== Segment start ==

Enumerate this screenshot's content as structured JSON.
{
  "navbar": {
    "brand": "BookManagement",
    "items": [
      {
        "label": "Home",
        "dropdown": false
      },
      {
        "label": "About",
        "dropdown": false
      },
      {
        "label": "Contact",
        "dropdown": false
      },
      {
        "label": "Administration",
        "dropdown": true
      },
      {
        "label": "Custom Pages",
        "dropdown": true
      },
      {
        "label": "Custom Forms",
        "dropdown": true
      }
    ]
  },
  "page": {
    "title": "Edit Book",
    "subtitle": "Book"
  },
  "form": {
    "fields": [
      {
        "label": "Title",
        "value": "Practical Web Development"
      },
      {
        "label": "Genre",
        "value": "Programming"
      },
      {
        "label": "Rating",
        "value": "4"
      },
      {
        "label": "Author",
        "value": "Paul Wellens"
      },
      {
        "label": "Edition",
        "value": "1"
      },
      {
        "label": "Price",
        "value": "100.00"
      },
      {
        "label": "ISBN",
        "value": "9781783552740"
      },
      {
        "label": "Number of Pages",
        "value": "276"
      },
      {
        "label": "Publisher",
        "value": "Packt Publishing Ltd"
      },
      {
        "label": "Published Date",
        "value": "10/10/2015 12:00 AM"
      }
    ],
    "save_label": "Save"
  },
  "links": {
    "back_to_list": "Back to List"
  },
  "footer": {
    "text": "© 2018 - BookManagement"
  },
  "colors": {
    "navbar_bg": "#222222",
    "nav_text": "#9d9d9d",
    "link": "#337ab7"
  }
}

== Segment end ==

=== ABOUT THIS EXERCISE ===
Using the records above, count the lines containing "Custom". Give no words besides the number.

=== TASK SOLUTION ===
2